Exercise details:
Only an exact copy of the records below will serve as the answer.

Web page and app entries:
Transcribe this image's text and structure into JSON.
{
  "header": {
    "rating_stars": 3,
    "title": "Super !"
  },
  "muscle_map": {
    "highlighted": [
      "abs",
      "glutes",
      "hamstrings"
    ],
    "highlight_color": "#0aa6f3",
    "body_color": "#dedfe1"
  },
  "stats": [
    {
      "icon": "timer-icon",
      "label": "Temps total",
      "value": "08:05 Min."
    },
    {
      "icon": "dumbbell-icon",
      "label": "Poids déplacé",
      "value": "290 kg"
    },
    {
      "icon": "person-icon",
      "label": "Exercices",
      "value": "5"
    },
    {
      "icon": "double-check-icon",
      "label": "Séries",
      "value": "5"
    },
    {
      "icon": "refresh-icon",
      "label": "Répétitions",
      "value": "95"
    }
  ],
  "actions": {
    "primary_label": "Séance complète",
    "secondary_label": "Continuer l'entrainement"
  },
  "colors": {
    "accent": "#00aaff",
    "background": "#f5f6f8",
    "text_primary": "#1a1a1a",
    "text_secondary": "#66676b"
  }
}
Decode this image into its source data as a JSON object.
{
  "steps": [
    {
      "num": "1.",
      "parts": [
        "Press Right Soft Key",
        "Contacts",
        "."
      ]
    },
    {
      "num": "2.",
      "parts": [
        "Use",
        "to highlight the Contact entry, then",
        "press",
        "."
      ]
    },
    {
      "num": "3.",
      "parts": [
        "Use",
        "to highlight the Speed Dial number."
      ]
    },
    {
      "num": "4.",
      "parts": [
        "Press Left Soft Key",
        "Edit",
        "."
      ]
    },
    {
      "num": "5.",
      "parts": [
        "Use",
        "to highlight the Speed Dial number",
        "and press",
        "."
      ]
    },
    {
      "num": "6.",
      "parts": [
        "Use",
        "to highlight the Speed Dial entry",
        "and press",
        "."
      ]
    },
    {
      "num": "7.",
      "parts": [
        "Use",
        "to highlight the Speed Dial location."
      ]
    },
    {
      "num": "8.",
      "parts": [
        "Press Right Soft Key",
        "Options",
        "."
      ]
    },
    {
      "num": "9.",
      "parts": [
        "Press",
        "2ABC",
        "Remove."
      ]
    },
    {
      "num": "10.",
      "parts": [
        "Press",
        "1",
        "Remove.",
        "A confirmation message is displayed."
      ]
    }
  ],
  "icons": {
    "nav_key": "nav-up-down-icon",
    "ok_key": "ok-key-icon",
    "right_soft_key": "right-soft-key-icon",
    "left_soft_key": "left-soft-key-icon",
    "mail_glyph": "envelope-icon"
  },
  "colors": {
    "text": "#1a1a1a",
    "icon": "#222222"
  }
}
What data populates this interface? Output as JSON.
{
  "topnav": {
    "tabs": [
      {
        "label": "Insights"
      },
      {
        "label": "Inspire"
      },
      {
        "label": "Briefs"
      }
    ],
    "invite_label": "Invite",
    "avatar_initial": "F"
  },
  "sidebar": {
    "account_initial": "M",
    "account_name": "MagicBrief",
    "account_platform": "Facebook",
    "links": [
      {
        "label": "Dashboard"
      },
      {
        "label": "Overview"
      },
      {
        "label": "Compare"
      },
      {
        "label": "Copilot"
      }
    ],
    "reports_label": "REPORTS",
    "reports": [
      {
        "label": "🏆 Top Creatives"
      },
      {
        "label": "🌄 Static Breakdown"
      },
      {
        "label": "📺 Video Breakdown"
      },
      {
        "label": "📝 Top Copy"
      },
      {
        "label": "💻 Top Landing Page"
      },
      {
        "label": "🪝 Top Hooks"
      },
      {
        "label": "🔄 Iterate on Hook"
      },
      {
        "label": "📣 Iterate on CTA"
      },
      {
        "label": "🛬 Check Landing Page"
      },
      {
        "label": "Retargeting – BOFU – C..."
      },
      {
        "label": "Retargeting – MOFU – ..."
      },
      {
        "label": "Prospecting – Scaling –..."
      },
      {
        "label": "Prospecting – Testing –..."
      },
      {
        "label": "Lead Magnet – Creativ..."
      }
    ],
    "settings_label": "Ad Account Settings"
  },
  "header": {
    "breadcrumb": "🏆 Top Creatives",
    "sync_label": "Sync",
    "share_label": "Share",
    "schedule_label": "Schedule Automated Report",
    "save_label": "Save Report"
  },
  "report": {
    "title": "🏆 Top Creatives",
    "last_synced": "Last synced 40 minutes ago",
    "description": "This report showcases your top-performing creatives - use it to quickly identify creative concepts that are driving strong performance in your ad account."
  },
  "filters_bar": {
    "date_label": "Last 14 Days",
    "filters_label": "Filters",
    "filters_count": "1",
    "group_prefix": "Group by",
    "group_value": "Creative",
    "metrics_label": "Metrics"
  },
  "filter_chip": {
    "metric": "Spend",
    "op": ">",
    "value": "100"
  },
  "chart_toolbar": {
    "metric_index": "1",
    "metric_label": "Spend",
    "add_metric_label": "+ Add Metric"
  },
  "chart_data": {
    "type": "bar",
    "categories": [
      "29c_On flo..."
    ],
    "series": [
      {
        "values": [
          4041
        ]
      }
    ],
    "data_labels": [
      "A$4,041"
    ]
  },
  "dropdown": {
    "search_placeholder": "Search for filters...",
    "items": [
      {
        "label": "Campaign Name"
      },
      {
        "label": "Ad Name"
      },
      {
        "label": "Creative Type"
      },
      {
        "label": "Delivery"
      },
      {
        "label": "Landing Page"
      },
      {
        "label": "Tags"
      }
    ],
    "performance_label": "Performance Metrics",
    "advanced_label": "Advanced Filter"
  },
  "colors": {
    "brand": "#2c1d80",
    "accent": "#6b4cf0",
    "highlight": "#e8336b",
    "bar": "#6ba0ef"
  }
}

Written solution:
Transcribe this image's text and structure into JSON.
{
  "header": {
    "rating_stars": 3,
    "title": "Super !"
  },
  "muscle_map": {
    "highlighted": [
      "abs",
      "glutes",
      "hamstrings"
    ],
    "highlight_color": "#0aa6f3",
    "body_color": "#dedfe1"
  },
  "stats": [
    {
      "icon": "timer-icon",
      "label": "Temps total",
      "value": "08:05 Min."
    },
    {
      "icon": "dumbbell-icon",
      "label": "Poids déplacé",
      "value": "290 kg"
    },
    {
      "icon": "person-icon",
      "label": "Exercices",
      "value": "5"
    },
    {
      "icon": "double-check-icon",
      "label": "Séries",
      "value": "5"
    },
    {
      "icon": "refresh-icon",
      "label": "Répétitions",
      "value": "95"
    }
  ],
  "actions": {
    "primary_label": "Séance complète",
    "secondary_label": "Continuer l'entrainement"
  },
  "colors": {
    "accent": "#00aaff",
    "background": "#f5f6f8",
    "text_primary": "#1a1a1a",
    "text_secondary": "#66676b"
  }
}
Decode this image into its source data as a JSON object.
{
  "steps": [
    {
      "num": "1.",
      "parts": [
        "Press Right Soft Key",
        "Contacts",
        "."
      ]
    },
    {
      "num": "2.",
      "parts": [
        "Use",
        "to highlight the Contact entry, then",
        "press",
        "."
      ]
    },
    {
      "num": "3.",
      "parts": [
        "Use",
        "to highlight the Speed Dial number."
      ]
    },
    {
      "num": "4.",
      "parts": [
        "Press Left Soft Key",
        "Edit",
        "."
      ]
    },
    {
      "num": "5.",
      "parts": [
        "Use",
        "to highlight the Speed Dial number",
        "and press",
        "."
      ]
    },
    {
      "num": "6.",
      "parts": [
        "Use",
        "to highlight the Speed Dial entry",
        "and press",
        "."
      ]
    },
    {
      "num": "7.",
      "parts": [
        "Use",
        "to highlight the Speed Dial location."
      ]
    },
    {
      "num": "8.",
      "parts": [
        "Press Right Soft Key",
        "Options",
        "."
      ]
    },
    {
      "num": "9.",
      "parts": [
        "Press",
        "2ABC",
        "Remove."
      ]
    },
    {
      "num": "10.",
      "parts": [
        "Press",
        "1",
        "Remove.",
        "A confirmation message is displayed."
      ]
    }
  ],
  "icons": {
    "nav_key": "nav-up-down-icon",
    "ok_key": "ok-key-icon",
    "right_soft_key": "right-soft-key-icon",
    "left_soft_key": "left-soft-key-icon",
    "mail_glyph": "envelope-icon"
  },
  "colors": {
    "text": "#1a1a1a",
    "icon": "#222222"
  }
}
What data populates this interface? Output as JSON.
{
  "topnav": {
    "tabs": [
      {
        "label": "Insights"
      },
      {
        "label": "Inspire"
      },
      {
        "label": "Briefs"
      }
    ],
    "invite_label": "Invite",
    "avatar_initial": "F"
  },
  "sidebar": {
    "account_initial": "M",
    "account_name": "MagicBrief",
    "account_platform": "Facebook",
    "links": [
      {
        "label": "Dashboard"
      },
      {
        "label": "Overview"
      },
      {
        "label": "Compare"
      },
      {
        "label": "Copilot"
      }
    ],
    "reports_label": "REPORTS",
    "reports": [
      {
        "label": "🏆 Top Creatives"
      },
      {
        "label": "🌄 Static Breakdown"
      },
      {
        "label": "📺 Video Breakdown"
      },
      {
        "label": "📝 Top Copy"
      },
      {
        "label": "💻 Top Landing Page"
      },
      {
        "label": "🪝 Top Hooks"
      },
      {
        "label": "🔄 Iterate on Hook"
      },
      {
        "label": "📣 Iterate on CTA"
      },
      {
        "label": "🛬 Check Landing Page"
      },
      {
        "label": "Retargeting – BOFU – C..."
      },
      {
        "label": "Retargeting – MOFU – ..."
      },
      {
        "label": "Prospecting – Scaling –..."
      },
      {
        "label": "Prospecting – Testing –..."
      },
      {
        "label": "Lead Magnet – Creativ..."
      }
    ],
    "settings_label": "Ad Account Settings"
  },
  "header": {
    "breadcrumb": "🏆 Top Creatives",
    "sync_label": "Sync",
    "share_label": "Share",
    "schedule_label": "Schedule Automated Report",
    "save_label": "Save Report"
  },
  "report": {
    "title": "🏆 Top Creatives",
    "last_synced": "Last synced 40 minutes ago",
    "description": "This report showcases your top-performing creatives - use it to quickly identify creative concepts that are driving strong performance in your ad account."
  },
  "filters_bar": {
    "date_label": "Last 14 Days",
    "filters_label": "Filters",
    "filters_count": "1",
    "group_prefix": "Group by",
    "group_value": "Creative",
    "metrics_label": "Metrics"
  },
  "filter_chip": {
    "metric": "Spend",
    "op": ">",
    "value": "100"
  },
  "chart_toolbar": {
    "metric_index": "1",
    "metric_label": "Spend",
    "add_metric_label": "+ Add Metric"
  },
  "chart_data": {
    "type": "bar",
    "categories": [
      "29c_On flo..."
    ],
    "series": [
      {
        "values": [
          4041
        ]
      }
    ],
    "data_labels": [
      "A$4,041"
    ]
  },
  "dropdown": {
    "search_placeholder": "Search for filters...",
    "items": [
      {
        "label": "Campaign Name"
      },
      {
        "label": "Ad Name"
      },
      {
        "label": "Creative Type"
      },
      {
        "label": "Delivery"
      },
      {
        "label": "Landing Page"
      },
      {
        "label": "Tags"
      }
    ],
    "performance_label": "Performance Metrics",
    "advanced_label": "Advanced Filter"
  },
  "colors": {
    "brand": "#2c1d80",
    "accent": "#6b4cf0",
    "highlight": "#e8336b",
    "bar": "#6ba0ef"
  }
}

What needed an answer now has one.